Excerpts from an interface dataset:
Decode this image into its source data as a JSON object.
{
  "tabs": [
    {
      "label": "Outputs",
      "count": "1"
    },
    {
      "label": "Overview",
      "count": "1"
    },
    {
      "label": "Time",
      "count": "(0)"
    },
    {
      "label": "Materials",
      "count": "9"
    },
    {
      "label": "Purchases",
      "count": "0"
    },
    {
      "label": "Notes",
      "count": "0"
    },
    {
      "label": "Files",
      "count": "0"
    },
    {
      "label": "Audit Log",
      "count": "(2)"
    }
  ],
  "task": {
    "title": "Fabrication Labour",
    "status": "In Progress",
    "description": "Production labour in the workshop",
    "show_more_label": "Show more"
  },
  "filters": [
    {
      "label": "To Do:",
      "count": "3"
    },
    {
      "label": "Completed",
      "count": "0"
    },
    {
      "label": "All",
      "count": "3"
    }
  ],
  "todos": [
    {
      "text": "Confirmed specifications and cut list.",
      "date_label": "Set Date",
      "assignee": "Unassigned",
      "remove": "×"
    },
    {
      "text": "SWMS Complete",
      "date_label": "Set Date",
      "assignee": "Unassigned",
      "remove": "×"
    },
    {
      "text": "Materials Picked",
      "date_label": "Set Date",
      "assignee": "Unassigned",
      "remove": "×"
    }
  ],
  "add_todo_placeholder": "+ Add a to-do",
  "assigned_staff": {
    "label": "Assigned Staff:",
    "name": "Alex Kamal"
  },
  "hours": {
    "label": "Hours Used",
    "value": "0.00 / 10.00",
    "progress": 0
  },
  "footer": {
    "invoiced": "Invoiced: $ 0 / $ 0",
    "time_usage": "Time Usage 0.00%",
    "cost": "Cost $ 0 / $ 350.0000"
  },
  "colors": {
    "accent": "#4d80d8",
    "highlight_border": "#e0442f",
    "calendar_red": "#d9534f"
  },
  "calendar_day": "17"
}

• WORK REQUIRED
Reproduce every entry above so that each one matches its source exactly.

• SOLVED EXERCISE
Decode this image into its source data as a JSON object.
{
  "tabs": [
    {
      "label": "Outputs",
      "count": "1"
    },
    {
      "label": "Overview",
      "count": "1"
    },
    {
      "label": "Time",
      "count": "(0)"
    },
    {
      "label": "Materials",
      "count": "9"
    },
    {
      "label": "Purchases",
      "count": "0"
    },
    {
      "label": "Notes",
      "count": "0"
    },
    {
      "label": "Files",
      "count": "0"
    },
    {
      "label": "Audit Log",
      "count": "(2)"
    }
  ],
  "task": {
    "title": "Fabrication Labour",
    "status": "In Progress",
    "description": "Production labour in the workshop",
    "show_more_label": "Show more"
  },
  "filters": [
    {
      "label": "To Do:",
      "count": "3"
    },
    {
      "label": "Completed",
      "count": "0"
    },
    {
      "label": "All",
      "count": "3"
    }
  ],
  "todos": [
    {
      "text": "Confirmed specifications and cut list.",
      "date_label": "Set Date",
      "assignee": "Unassigned",
      "remove": "×"
    },
    {
      "text": "SWMS Complete",
      "date_label": "Set Date",
      "assignee": "Unassigned",
      "remove": "×"
    },
    {
      "text": "Materials Picked",
      "date_label": "Set Date",
      "assignee": "Unassigned",
      "remove": "×"
    }
  ],
  "add_todo_placeholder": "+ Add a to-do",
  "assigned_staff": {
    "label": "Assigned Staff:",
    "name": "Alex Kamal"
  },
  "hours": {
    "label": "Hours Used",
    "value": "0.00 / 10.00",
    "progress": 0
  },
  "footer": {
    "invoiced": "Invoiced: $ 0 / $ 0",
    "time_usage": "Time Usage 0.00%",
    "cost": "Cost $ 0 / $ 350.0000"
  },
  "colors": {
    "accent": "#4d80d8",
    "highlight_border": "#e0442f",
    "calendar_red": "#d9534f"
  },
  "calendar_day": "17"
}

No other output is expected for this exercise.